### Instructions for the task
In the lines below, look for "clips". Copy each line where it appears.

Element data from apps and pages
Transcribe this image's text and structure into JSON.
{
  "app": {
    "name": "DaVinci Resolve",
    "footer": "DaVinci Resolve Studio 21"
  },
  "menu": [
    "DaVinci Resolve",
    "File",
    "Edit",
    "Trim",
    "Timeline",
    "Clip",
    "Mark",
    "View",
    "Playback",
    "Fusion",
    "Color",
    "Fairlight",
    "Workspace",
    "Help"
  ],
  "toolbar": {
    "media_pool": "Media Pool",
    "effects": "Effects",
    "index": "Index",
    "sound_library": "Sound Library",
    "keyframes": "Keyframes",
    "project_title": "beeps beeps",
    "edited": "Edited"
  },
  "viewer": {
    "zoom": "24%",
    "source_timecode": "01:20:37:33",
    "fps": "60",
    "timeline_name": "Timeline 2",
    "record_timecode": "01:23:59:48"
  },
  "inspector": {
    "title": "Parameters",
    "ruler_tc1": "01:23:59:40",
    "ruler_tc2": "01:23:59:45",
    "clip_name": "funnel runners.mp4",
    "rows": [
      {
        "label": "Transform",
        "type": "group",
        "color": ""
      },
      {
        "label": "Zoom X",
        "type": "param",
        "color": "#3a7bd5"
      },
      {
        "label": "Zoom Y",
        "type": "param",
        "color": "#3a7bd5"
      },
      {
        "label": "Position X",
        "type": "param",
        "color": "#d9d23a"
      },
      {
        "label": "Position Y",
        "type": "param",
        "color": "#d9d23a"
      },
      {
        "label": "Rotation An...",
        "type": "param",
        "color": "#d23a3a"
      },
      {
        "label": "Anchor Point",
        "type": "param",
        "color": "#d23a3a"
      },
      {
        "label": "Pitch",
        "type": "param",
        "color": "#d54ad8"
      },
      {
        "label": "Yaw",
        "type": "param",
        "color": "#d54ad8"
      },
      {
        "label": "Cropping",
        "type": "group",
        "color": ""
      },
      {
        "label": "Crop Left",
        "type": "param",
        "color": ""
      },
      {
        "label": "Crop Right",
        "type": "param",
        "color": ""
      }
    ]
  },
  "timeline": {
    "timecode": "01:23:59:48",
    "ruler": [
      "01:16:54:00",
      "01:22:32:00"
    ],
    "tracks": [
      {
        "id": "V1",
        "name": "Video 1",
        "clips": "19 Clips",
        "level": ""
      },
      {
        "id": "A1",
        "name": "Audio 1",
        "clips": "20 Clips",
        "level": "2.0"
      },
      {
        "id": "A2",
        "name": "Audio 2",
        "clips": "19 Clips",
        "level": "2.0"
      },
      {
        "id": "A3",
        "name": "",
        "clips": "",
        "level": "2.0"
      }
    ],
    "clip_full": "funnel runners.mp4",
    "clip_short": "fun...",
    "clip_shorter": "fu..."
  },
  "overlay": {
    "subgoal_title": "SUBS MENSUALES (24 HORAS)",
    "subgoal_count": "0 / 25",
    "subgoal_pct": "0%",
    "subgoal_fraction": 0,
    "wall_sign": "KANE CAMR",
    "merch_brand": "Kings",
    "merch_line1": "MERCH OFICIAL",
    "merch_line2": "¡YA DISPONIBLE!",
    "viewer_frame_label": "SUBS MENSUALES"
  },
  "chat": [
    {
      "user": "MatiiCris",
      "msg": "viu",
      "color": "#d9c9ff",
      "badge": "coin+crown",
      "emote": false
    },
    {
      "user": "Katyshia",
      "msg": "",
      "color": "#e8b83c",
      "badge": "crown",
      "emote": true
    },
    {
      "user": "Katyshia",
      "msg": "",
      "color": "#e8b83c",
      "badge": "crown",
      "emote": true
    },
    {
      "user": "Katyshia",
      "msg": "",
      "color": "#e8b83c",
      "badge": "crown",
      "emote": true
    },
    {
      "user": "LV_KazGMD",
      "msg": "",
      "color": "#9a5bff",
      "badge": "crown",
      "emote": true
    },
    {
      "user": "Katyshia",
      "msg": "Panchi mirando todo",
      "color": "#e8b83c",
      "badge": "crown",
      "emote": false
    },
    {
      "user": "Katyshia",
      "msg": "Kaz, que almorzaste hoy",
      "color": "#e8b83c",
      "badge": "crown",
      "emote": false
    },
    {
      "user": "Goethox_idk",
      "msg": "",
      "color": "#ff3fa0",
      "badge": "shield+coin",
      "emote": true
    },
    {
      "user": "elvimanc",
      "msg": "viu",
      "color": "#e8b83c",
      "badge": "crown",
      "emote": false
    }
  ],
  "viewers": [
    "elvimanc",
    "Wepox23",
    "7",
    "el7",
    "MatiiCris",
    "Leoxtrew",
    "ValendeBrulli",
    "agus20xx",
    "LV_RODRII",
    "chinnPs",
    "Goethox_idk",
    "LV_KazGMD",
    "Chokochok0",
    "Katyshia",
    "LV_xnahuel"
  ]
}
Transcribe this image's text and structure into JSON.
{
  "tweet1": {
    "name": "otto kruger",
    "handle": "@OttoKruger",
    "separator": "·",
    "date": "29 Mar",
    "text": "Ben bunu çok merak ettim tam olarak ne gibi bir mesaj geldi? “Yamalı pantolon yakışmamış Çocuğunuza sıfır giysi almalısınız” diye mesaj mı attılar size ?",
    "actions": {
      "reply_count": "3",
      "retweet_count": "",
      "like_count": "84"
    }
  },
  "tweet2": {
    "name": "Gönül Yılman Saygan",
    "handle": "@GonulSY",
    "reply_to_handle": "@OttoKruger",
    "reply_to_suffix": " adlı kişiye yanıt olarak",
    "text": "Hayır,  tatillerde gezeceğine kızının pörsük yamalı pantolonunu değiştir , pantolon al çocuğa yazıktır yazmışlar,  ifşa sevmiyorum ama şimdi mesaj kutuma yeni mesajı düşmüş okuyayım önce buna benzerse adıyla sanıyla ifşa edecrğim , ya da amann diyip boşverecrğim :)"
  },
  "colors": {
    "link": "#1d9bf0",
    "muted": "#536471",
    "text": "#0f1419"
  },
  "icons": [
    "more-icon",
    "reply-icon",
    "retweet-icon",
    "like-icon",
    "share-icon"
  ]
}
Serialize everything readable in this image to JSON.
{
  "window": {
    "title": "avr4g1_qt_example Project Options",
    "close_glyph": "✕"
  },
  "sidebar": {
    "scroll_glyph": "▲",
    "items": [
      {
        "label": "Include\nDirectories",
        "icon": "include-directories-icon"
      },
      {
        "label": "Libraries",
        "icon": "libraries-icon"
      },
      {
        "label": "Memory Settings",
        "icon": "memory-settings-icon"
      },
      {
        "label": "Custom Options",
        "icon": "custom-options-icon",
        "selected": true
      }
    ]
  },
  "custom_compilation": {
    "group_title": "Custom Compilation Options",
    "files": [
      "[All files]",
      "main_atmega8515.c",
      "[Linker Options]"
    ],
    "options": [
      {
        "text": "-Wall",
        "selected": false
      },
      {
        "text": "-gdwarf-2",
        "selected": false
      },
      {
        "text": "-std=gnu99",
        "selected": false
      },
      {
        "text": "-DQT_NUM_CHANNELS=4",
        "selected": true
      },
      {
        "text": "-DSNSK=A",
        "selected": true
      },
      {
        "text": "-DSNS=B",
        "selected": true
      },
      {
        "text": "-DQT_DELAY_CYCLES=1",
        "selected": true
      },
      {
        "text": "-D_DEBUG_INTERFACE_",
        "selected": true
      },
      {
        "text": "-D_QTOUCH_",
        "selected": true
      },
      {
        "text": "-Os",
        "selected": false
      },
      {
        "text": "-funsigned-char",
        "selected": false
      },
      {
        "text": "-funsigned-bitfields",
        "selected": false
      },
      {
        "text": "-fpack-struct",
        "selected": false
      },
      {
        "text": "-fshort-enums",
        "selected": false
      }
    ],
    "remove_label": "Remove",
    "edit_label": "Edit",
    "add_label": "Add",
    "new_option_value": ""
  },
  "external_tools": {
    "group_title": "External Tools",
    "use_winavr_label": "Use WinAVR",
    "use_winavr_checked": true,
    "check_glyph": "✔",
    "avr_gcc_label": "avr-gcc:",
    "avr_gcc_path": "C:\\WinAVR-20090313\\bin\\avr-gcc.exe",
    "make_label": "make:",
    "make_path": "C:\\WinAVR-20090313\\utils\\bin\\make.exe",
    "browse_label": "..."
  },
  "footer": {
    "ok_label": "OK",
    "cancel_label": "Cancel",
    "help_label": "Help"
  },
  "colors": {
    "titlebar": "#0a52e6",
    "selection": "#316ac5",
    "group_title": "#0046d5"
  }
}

### Expected answer
        "clips": "19 Clips",
        "clips": "20 Clips",
        "clips": "19 Clips",
        "clips": "",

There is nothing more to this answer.